The records below must be output exactly, with no images carried over.

*** INPUT ***

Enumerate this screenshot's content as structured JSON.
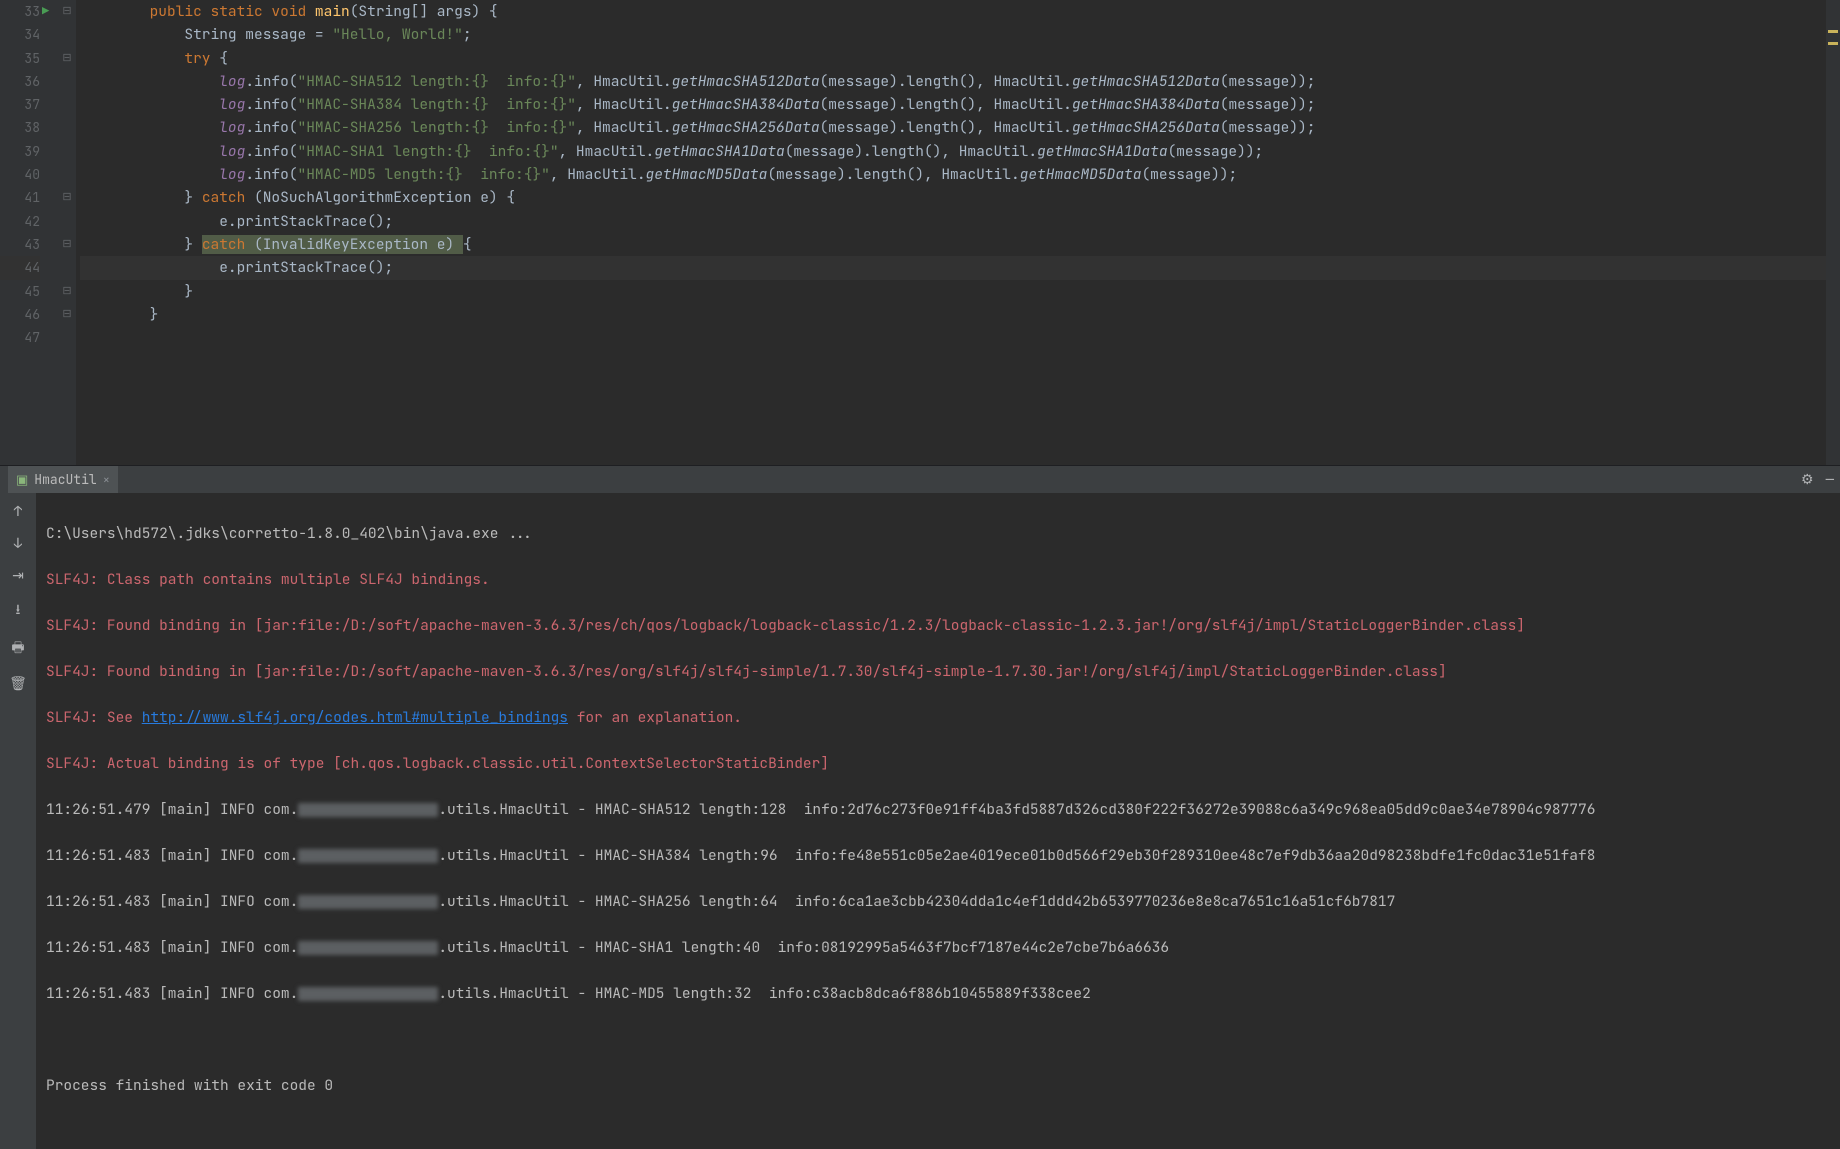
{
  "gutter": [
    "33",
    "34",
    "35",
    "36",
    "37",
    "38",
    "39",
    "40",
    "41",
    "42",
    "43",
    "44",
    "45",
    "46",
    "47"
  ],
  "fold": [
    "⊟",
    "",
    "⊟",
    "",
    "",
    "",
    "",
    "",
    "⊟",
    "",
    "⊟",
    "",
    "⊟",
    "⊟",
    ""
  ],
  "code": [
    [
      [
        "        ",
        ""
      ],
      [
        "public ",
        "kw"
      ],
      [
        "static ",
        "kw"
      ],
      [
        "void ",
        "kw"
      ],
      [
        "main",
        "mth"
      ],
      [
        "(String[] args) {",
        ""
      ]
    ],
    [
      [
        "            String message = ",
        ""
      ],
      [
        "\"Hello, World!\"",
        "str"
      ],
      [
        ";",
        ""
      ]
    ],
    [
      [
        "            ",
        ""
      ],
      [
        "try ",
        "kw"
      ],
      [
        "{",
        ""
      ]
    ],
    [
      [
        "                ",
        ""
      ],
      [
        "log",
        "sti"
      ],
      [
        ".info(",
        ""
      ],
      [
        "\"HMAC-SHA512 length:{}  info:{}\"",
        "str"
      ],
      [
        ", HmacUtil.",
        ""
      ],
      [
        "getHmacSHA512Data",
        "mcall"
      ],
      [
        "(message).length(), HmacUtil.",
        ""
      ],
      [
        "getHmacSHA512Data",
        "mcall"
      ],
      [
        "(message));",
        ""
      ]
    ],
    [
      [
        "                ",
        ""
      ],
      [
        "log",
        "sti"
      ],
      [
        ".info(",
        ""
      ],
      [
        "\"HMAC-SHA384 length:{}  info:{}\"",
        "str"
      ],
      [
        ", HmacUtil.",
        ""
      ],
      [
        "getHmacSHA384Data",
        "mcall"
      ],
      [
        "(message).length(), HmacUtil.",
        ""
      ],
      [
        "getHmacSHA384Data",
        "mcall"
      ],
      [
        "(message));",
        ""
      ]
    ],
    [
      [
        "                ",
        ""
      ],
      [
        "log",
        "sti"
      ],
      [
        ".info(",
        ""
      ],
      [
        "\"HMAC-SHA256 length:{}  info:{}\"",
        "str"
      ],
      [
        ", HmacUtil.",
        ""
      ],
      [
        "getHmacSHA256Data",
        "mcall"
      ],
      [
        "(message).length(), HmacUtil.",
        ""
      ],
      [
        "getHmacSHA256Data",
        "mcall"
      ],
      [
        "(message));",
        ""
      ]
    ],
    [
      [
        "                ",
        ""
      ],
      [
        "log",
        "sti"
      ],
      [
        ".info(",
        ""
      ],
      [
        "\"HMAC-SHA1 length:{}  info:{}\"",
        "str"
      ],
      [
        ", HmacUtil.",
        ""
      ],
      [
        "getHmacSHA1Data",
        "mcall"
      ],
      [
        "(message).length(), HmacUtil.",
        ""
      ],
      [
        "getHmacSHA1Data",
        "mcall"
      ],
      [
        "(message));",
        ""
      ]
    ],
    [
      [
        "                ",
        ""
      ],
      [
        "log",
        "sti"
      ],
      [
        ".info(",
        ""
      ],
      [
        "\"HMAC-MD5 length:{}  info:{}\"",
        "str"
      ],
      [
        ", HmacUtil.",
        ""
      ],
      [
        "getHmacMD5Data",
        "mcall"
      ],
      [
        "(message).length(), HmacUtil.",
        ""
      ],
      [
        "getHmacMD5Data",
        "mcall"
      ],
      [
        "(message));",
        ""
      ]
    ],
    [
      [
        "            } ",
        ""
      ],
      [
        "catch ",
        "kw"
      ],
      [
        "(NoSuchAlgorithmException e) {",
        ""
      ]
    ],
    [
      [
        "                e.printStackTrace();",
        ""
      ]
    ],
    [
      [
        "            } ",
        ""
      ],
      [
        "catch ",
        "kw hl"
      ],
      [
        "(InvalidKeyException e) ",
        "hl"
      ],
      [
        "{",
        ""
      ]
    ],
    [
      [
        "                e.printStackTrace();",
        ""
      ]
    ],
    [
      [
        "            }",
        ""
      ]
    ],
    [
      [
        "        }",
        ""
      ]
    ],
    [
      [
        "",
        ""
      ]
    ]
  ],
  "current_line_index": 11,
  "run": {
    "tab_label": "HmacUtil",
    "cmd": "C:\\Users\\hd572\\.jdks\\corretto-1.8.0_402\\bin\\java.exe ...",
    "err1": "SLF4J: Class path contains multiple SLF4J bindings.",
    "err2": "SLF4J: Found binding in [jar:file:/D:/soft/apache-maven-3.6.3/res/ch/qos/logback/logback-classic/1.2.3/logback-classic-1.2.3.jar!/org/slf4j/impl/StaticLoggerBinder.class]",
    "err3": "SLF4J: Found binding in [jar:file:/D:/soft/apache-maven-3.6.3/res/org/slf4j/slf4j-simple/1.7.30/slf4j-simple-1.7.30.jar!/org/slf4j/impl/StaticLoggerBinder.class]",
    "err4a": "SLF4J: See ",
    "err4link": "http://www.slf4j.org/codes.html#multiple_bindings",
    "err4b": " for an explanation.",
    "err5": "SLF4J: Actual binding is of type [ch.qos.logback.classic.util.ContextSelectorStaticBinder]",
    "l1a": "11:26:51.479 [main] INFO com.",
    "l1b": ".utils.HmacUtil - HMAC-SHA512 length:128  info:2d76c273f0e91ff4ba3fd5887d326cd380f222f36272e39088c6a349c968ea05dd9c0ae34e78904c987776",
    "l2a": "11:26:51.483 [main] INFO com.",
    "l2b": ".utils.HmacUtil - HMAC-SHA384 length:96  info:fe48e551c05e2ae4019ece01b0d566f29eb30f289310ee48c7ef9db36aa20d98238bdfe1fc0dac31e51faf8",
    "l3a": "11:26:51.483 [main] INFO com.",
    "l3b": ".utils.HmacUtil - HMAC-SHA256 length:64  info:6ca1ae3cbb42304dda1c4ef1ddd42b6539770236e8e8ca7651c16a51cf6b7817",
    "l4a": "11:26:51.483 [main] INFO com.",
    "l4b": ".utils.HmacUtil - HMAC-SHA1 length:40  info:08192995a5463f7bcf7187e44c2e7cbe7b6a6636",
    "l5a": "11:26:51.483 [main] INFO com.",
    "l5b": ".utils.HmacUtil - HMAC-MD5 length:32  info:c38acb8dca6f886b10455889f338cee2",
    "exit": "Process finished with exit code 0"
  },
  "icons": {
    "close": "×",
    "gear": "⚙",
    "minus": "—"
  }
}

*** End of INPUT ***

● EXERCISE RESULT:
Enumerate this screenshot's content as structured JSON.
{
  "gutter": [
    "33",
    "34",
    "35",
    "36",
    "37",
    "38",
    "39",
    "40",
    "41",
    "42",
    "43",
    "44",
    "45",
    "46",
    "47"
  ],
  "fold": [
    "⊟",
    "",
    "⊟",
    "",
    "",
    "",
    "",
    "",
    "⊟",
    "",
    "⊟",
    "",
    "⊟",
    "⊟",
    ""
  ],
  "code": [
    [
      [
        "        ",
        ""
      ],
      [
        "public ",
        "kw"
      ],
      [
        "static ",
        "kw"
      ],
      [
        "void ",
        "kw"
      ],
      [
        "main",
        "mth"
      ],
      [
        "(String[] args) {",
        ""
      ]
    ],
    [
      [
        "            String message = ",
        ""
      ],
      [
        "\"Hello, World!\"",
        "str"
      ],
      [
        ";",
        ""
      ]
    ],
    [
      [
        "            ",
        ""
      ],
      [
        "try ",
        "kw"
      ],
      [
        "{",
        ""
      ]
    ],
    [
      [
        "                ",
        ""
      ],
      [
        "log",
        "sti"
      ],
      [
        ".info(",
        ""
      ],
      [
        "\"HMAC-SHA512 length:{}  info:{}\"",
        "str"
      ],
      [
        ", HmacUtil.",
        ""
      ],
      [
        "getHmacSHA512Data",
        "mcall"
      ],
      [
        "(message).length(), HmacUtil.",
        ""
      ],
      [
        "getHmacSHA512Data",
        "mcall"
      ],
      [
        "(message));",
        ""
      ]
    ],
    [
      [
        "                ",
        ""
      ],
      [
        "log",
        "sti"
      ],
      [
        ".info(",
        ""
      ],
      [
        "\"HMAC-SHA384 length:{}  info:{}\"",
        "str"
      ],
      [
        ", HmacUtil.",
        ""
      ],
      [
        "getHmacSHA384Data",
        "mcall"
      ],
      [
        "(message).length(), HmacUtil.",
        ""
      ],
      [
        "getHmacSHA384Data",
        "mcall"
      ],
      [
        "(message));",
        ""
      ]
    ],
    [
      [
        "                ",
        ""
      ],
      [
        "log",
        "sti"
      ],
      [
        ".info(",
        ""
      ],
      [
        "\"HMAC-SHA256 length:{}  info:{}\"",
        "str"
      ],
      [
        ", HmacUtil.",
        ""
      ],
      [
        "getHmacSHA256Data",
        "mcall"
      ],
      [
        "(message).length(), HmacUtil.",
        ""
      ],
      [
        "getHmacSHA256Data",
        "mcall"
      ],
      [
        "(message));",
        ""
      ]
    ],
    [
      [
        "                ",
        ""
      ],
      [
        "log",
        "sti"
      ],
      [
        ".info(",
        ""
      ],
      [
        "\"HMAC-SHA1 length:{}  info:{}\"",
        "str"
      ],
      [
        ", HmacUtil.",
        ""
      ],
      [
        "getHmacSHA1Data",
        "mcall"
      ],
      [
        "(message).length(), HmacUtil.",
        ""
      ],
      [
        "getHmacSHA1Data",
        "mcall"
      ],
      [
        "(message));",
        ""
      ]
    ],
    [
      [
        "                ",
        ""
      ],
      [
        "log",
        "sti"
      ],
      [
        ".info(",
        ""
      ],
      [
        "\"HMAC-MD5 length:{}  info:{}\"",
        "str"
      ],
      [
        ", HmacUtil.",
        ""
      ],
      [
        "getHmacMD5Data",
        "mcall"
      ],
      [
        "(message).length(), HmacUtil.",
        ""
      ],
      [
        "getHmacMD5Data",
        "mcall"
      ],
      [
        "(message));",
        ""
      ]
    ],
    [
      [
        "            } ",
        ""
      ],
      [
        "catch ",
        "kw"
      ],
      [
        "(NoSuchAlgorithmException e) {",
        ""
      ]
    ],
    [
      [
        "                e.printStackTrace();",
        ""
      ]
    ],
    [
      [
        "            } ",
        ""
      ],
      [
        "catch ",
        "kw hl"
      ],
      [
        "(InvalidKeyException e) ",
        "hl"
      ],
      [
        "{",
        ""
      ]
    ],
    [
      [
        "                e.printStackTrace();",
        ""
      ]
    ],
    [
      [
        "            }",
        ""
      ]
    ],
    [
      [
        "        }",
        ""
      ]
    ],
    [
      [
        "",
        ""
      ]
    ]
  ],
  "current_line_index": 11,
  "run": {
    "tab_label": "HmacUtil",
    "cmd": "C:\\Users\\hd572\\.jdks\\corretto-1.8.0_402\\bin\\java.exe ...",
    "err1": "SLF4J: Class path contains multiple SLF4J bindings.",
    "err2": "SLF4J: Found binding in [jar:file:/D:/soft/apache-maven-3.6.3/res/ch/qos/logback/logback-classic/1.2.3/logback-classic-1.2.3.jar!/org/slf4j/impl/StaticLoggerBinder.class]",
    "err3": "SLF4J: Found binding in [jar:file:/D:/soft/apache-maven-3.6.3/res/org/slf4j/slf4j-simple/1.7.30/slf4j-simple-1.7.30.jar!/org/slf4j/impl/StaticLoggerBinder.class]",
    "err4a": "SLF4J: See ",
    "err4link": "http://www.slf4j.org/codes.html#multiple_bindings",
    "err4b": " for an explanation.",
    "err5": "SLF4J: Actual binding is of type [ch.qos.logback.classic.util.ContextSelectorStaticBinder]",
    "l1a": "11:26:51.479 [main] INFO com.",
    "l1b": ".utils.HmacUtil - HMAC-SHA512 length:128  info:2d76c273f0e91ff4ba3fd5887d326cd380f222f36272e39088c6a349c968ea05dd9c0ae34e78904c987776",
    "l2a": "11:26:51.483 [main] INFO com.",
    "l2b": ".utils.HmacUtil - HMAC-SHA384 length:96  info:fe48e551c05e2ae4019ece01b0d566f29eb30f289310ee48c7ef9db36aa20d98238bdfe1fc0dac31e51faf8",
    "l3a": "11:26:51.483 [main] INFO com.",
    "l3b": ".utils.HmacUtil - HMAC-SHA256 length:64  info:6ca1ae3cbb42304dda1c4ef1ddd42b6539770236e8e8ca7651c16a51cf6b7817",
    "l4a": "11:26:51.483 [main] INFO com.",
    "l4b": ".utils.HmacUtil - HMAC-SHA1 length:40  info:08192995a5463f7bcf7187e44c2e7cbe7b6a6636",
    "l5a": "11:26:51.483 [main] INFO com.",
    "l5b": ".utils.HmacUtil - HMAC-MD5 length:32  info:c38acb8dca6f886b10455889f338cee2",
    "exit": "Process finished with exit code 0"
  },
  "icons": {
    "close": "×",
    "gear": "⚙",
    "minus": "—"
  }
}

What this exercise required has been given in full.